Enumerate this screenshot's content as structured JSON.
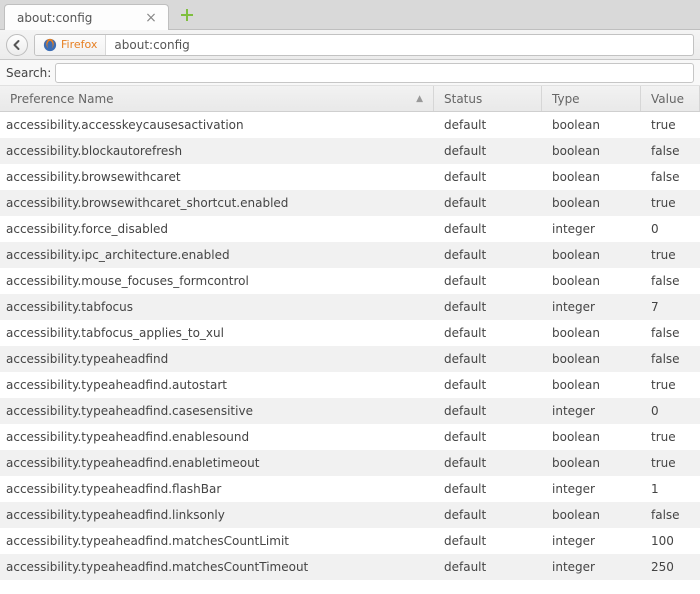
{
  "tab": {
    "title": "about:config"
  },
  "navbar": {
    "identity_label": "Firefox",
    "url": "about:config"
  },
  "search": {
    "label": "Search:",
    "value": ""
  },
  "columns": {
    "name": "Preference Name",
    "status": "Status",
    "type": "Type",
    "value": "Value"
  },
  "rows": [
    {
      "name": "accessibility.accesskeycausesactivation",
      "status": "default",
      "type": "boolean",
      "value": "true"
    },
    {
      "name": "accessibility.blockautorefresh",
      "status": "default",
      "type": "boolean",
      "value": "false"
    },
    {
      "name": "accessibility.browsewithcaret",
      "status": "default",
      "type": "boolean",
      "value": "false"
    },
    {
      "name": "accessibility.browsewithcaret_shortcut.enabled",
      "status": "default",
      "type": "boolean",
      "value": "true"
    },
    {
      "name": "accessibility.force_disabled",
      "status": "default",
      "type": "integer",
      "value": "0"
    },
    {
      "name": "accessibility.ipc_architecture.enabled",
      "status": "default",
      "type": "boolean",
      "value": "true"
    },
    {
      "name": "accessibility.mouse_focuses_formcontrol",
      "status": "default",
      "type": "boolean",
      "value": "false"
    },
    {
      "name": "accessibility.tabfocus",
      "status": "default",
      "type": "integer",
      "value": "7"
    },
    {
      "name": "accessibility.tabfocus_applies_to_xul",
      "status": "default",
      "type": "boolean",
      "value": "false"
    },
    {
      "name": "accessibility.typeaheadfind",
      "status": "default",
      "type": "boolean",
      "value": "false"
    },
    {
      "name": "accessibility.typeaheadfind.autostart",
      "status": "default",
      "type": "boolean",
      "value": "true"
    },
    {
      "name": "accessibility.typeaheadfind.casesensitive",
      "status": "default",
      "type": "integer",
      "value": "0"
    },
    {
      "name": "accessibility.typeaheadfind.enablesound",
      "status": "default",
      "type": "boolean",
      "value": "true"
    },
    {
      "name": "accessibility.typeaheadfind.enabletimeout",
      "status": "default",
      "type": "boolean",
      "value": "true"
    },
    {
      "name": "accessibility.typeaheadfind.flashBar",
      "status": "default",
      "type": "integer",
      "value": "1"
    },
    {
      "name": "accessibility.typeaheadfind.linksonly",
      "status": "default",
      "type": "boolean",
      "value": "false"
    },
    {
      "name": "accessibility.typeaheadfind.matchesCountLimit",
      "status": "default",
      "type": "integer",
      "value": "100"
    },
    {
      "name": "accessibility.typeaheadfind.matchesCountTimeout",
      "status": "default",
      "type": "integer",
      "value": "250"
    }
  ]
}
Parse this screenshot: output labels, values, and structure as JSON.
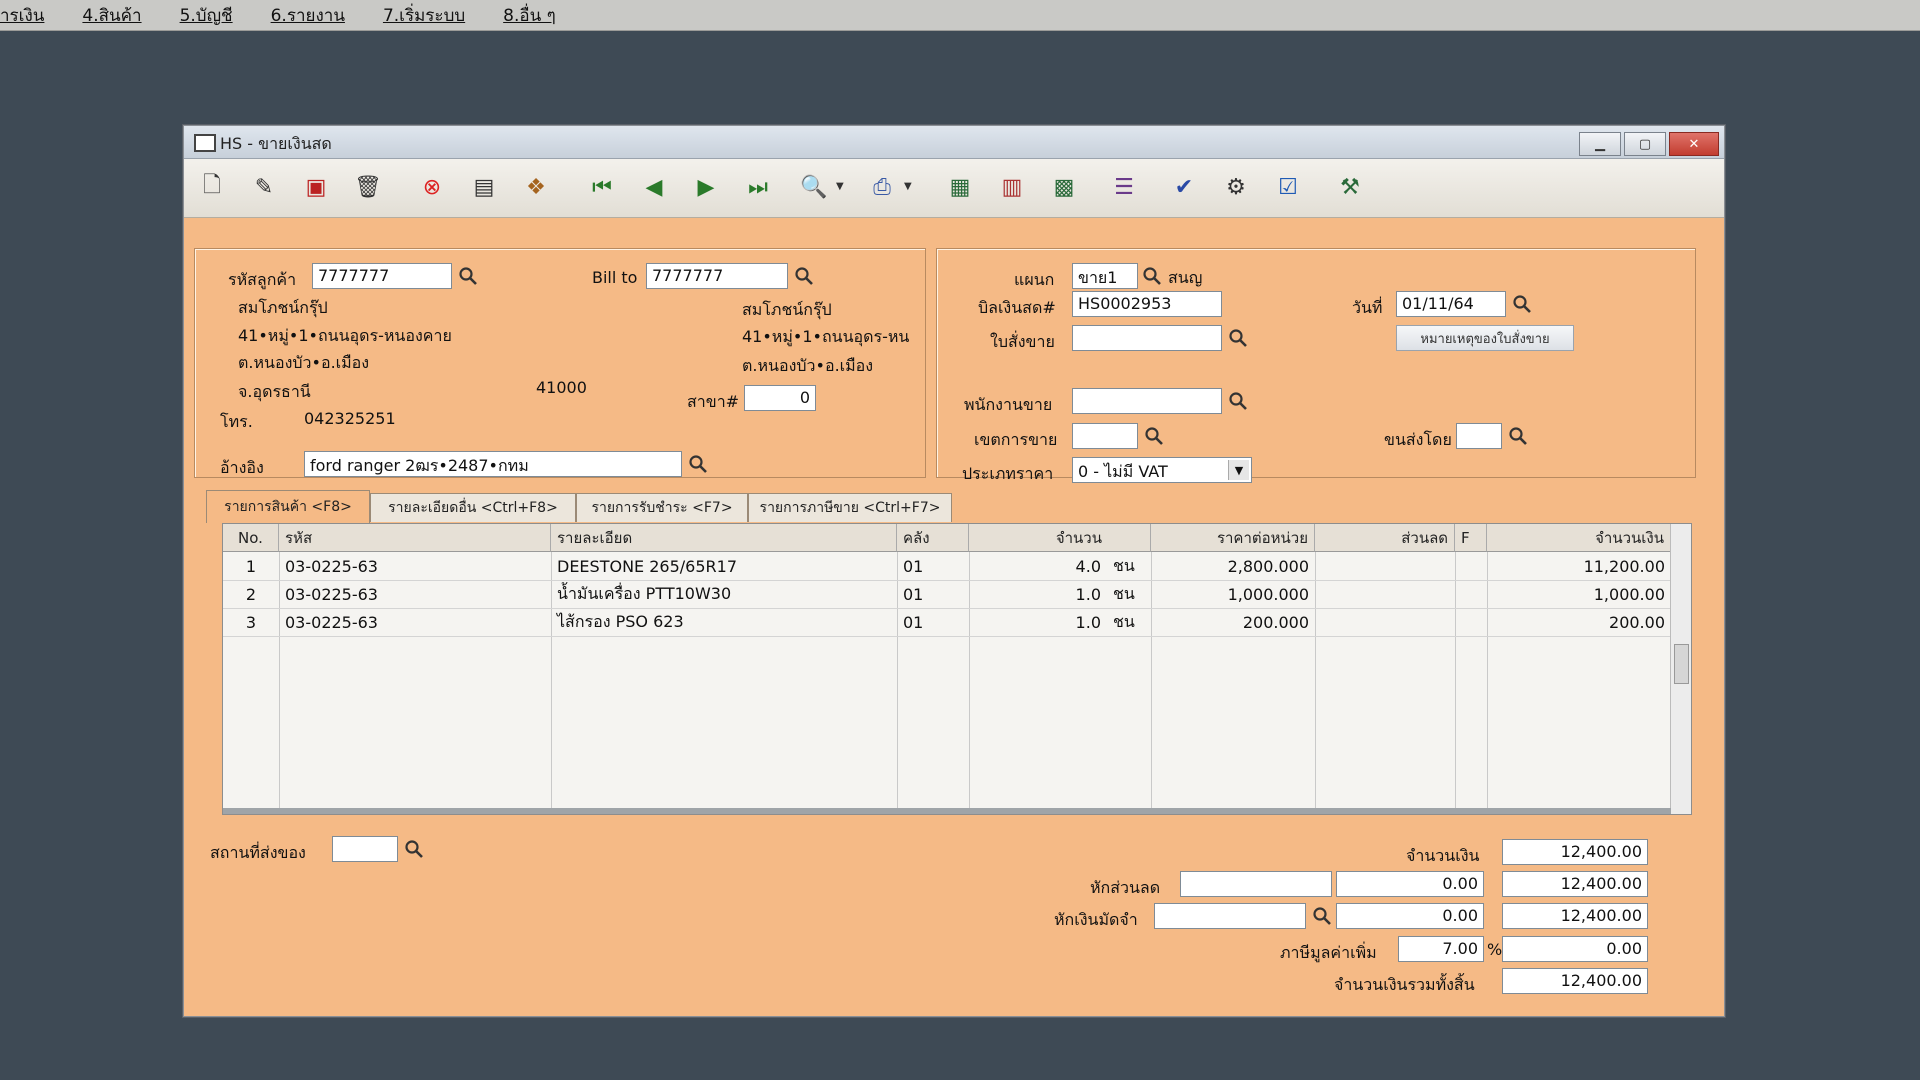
{
  "menu": [
    "ารเงิน",
    "4.สินค้า",
    "5.บัญชี",
    "6.รายงาน",
    "7.เริ่มระบบ",
    "8.อื่น ๆ"
  ],
  "window": {
    "title": "HS - ขายเงินสด"
  },
  "customer": {
    "code_label": "รหัสลูกค้า",
    "code": "7777777",
    "name": "สมโภชน์กรุ๊ป",
    "address1": "41•หมู่•1•ถนนอุดร-หนองคาย",
    "address2": "ต.หนองบัว•อ.เมือง",
    "address3": "จ.อุดรธานี",
    "zip": "41000",
    "phone_label": "โทร.",
    "phone": "042325251",
    "ref_label": "อ้างอิง",
    "ref": "ford ranger 2ฒร•2487•กทม"
  },
  "bill_to": {
    "label": "Bill to",
    "code": "7777777",
    "name": "สมโภชน์กรุ๊ป",
    "address1": "41•หมู่•1•ถนนอุดร-หน",
    "address2": "ต.หนองบัว•อ.เมือง",
    "branch_label": "สาขา#",
    "branch": "0"
  },
  "doc": {
    "dept_label": "แผนก",
    "dept": "ขาย1",
    "dept_name": "สนญ",
    "bill_label": "บิลเงินสด#",
    "bill": "HS0002953",
    "date_label": "วันที่",
    "date": "01/11/64",
    "order_label": "ใบสั่งขาย",
    "order": "",
    "order_note_button": "หมายเหตุของใบสั่งขาย",
    "salesman_label": "พนักงานขาย",
    "salesman": "",
    "area_label": "เขตการขาย",
    "area": "",
    "shipby_label": "ขนส่งโดย",
    "shipby": "",
    "pricetype_label": "ประเภทราคา",
    "pricetype": "0 - ไม่มี VAT"
  },
  "tabs": [
    "รายการสินค้า <F8>",
    "รายละเอียดอื่น <Ctrl+F8>",
    "รายการรับชำระ <F7>",
    "รายการภาษีขาย <Ctrl+F7>"
  ],
  "grid": {
    "headers": [
      "No.",
      "รหัส",
      "รายละเอียด",
      "คลัง",
      "จำนวน",
      "ราคาต่อหน่วย",
      "ส่วนลด",
      "F",
      "จำนวนเงิน"
    ],
    "rows": [
      {
        "no": "1",
        "code": "03-0225-63",
        "desc": "DEESTONE 265/65R17",
        "wh": "01",
        "qty": "4.0",
        "unit": "ชน",
        "price": "2,800.000",
        "disc": "",
        "f": "",
        "amount": "11,200.00"
      },
      {
        "no": "2",
        "code": "03-0225-63",
        "desc": "น้ำมันเครื่อง PTT10W30",
        "wh": "01",
        "qty": "1.0",
        "unit": "ชน",
        "price": "1,000.000",
        "disc": "",
        "f": "",
        "amount": "1,000.00"
      },
      {
        "no": "3",
        "code": "03-0225-63",
        "desc": "ไส้กรอง PSO 623",
        "wh": "01",
        "qty": "1.0",
        "unit": "ชน",
        "price": "200.000",
        "disc": "",
        "f": "",
        "amount": "200.00"
      }
    ]
  },
  "footer": {
    "ship_place_label": "สถานที่ส่งของ",
    "ship_place": "",
    "amount_label": "จำนวนเงิน",
    "amount": "12,400.00",
    "discount_label": "หักส่วนลด",
    "discount_text": "",
    "discount_value": "0.00",
    "after_discount": "12,400.00",
    "deposit_label": "หักเงินมัดจำ",
    "deposit_text": "",
    "deposit_value": "0.00",
    "after_deposit": "12,400.00",
    "vat_label": "ภาษีมูลค่าเพิ่ม",
    "vat_rate": "7.00",
    "vat_percent": "%",
    "vat_amount": "0.00",
    "total_label": "จำนวนเงินรวมทั้งสิ้น",
    "total": "12,400.00"
  },
  "toolbar_icons": [
    "new-doc-icon",
    "edit-icon",
    "void-icon",
    "delete-icon",
    "cancel-icon",
    "save-icon",
    "copy-icon",
    "first-record-icon",
    "prev-record-icon",
    "next-record-icon",
    "last-record-icon",
    "find-icon",
    "print-icon",
    "report-icon",
    "calculator-icon",
    "export-icon",
    "form-icon",
    "approve-icon",
    "settings-icon",
    "ok-icon",
    "tools-icon"
  ]
}
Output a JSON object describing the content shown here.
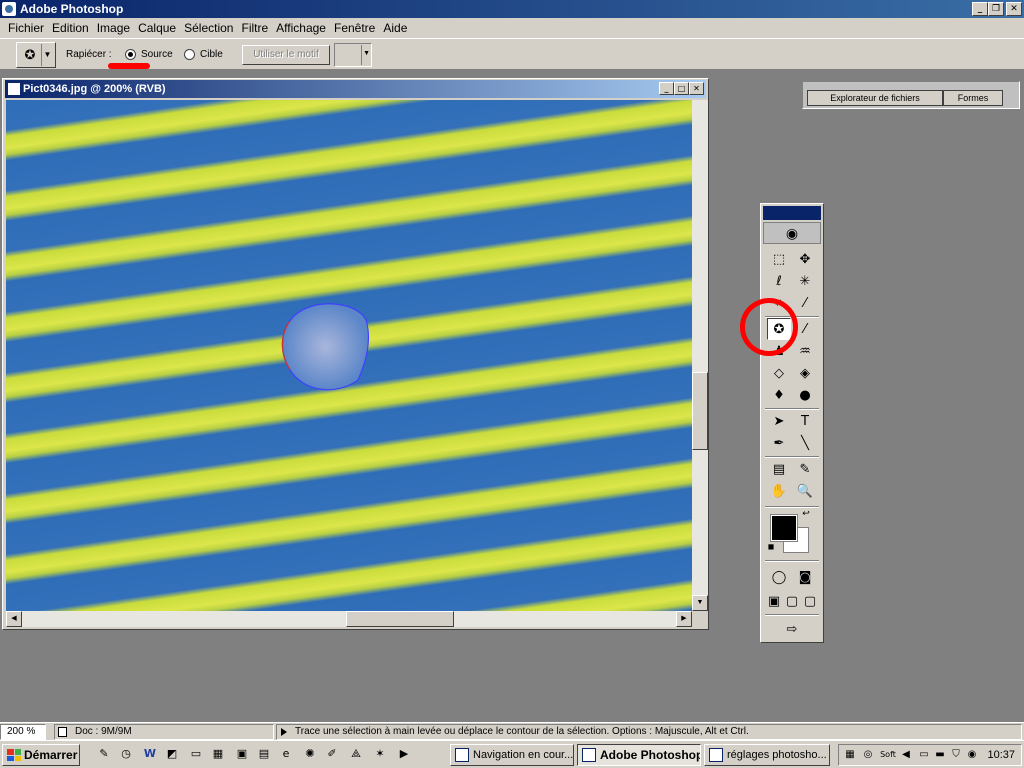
{
  "app": {
    "title": "Adobe Photoshop"
  },
  "window_controls": {
    "minimize": "_",
    "restore": "❐",
    "close": "✕"
  },
  "menu": [
    "Fichier",
    "Edition",
    "Image",
    "Calque",
    "Sélection",
    "Filtre",
    "Affichage",
    "Fenêtre",
    "Aide"
  ],
  "options": {
    "patch_label": "Rapiécer :",
    "source_label": "Source",
    "target_label": "Cible",
    "use_pattern": "Utiliser le motif",
    "selected": "Source"
  },
  "palette_well": {
    "tab1": "Explorateur de fichiers",
    "tab2": "Formes"
  },
  "document": {
    "title": "Pict0346.jpg @ 200% (RVB)"
  },
  "statusbar": {
    "zoom": "200 %",
    "doc_info": "Doc : 9M/9M",
    "hint": "Trace une sélection à main levée ou déplace le contour de la sélection. Options : Majuscule, Alt et Ctrl."
  },
  "taskbar": {
    "start": "Démarrer",
    "tasks": [
      "Navigation en cour...",
      "Adobe Photoshop",
      "réglages photosho..."
    ],
    "tray_label": "Soft",
    "clock": "10:37"
  },
  "colors": {
    "foreground": "#000000",
    "background": "#ffffff",
    "annotation": "#ff0000"
  },
  "tools": [
    "marquee-icon",
    "move-icon",
    "lasso-icon",
    "magic-wand-icon",
    "crop-icon",
    "slice-icon",
    "patch-icon",
    "brush-icon",
    "stamp-icon",
    "history-brush-icon",
    "eraser-icon",
    "bucket-icon",
    "blur-icon",
    "dodge-icon",
    "path-select-icon",
    "type-icon",
    "pen-icon",
    "line-icon",
    "notes-icon",
    "eyedropper-icon",
    "hand-icon",
    "zoom-icon"
  ]
}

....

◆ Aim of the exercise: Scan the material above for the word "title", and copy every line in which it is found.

◆ Result:
    "title": "about:config"
    "title": "HS - ขายเงินสด"
    "title": "Adobe Photoshop"
    "title": "Pict0346.jpg @ 200% (RVB)"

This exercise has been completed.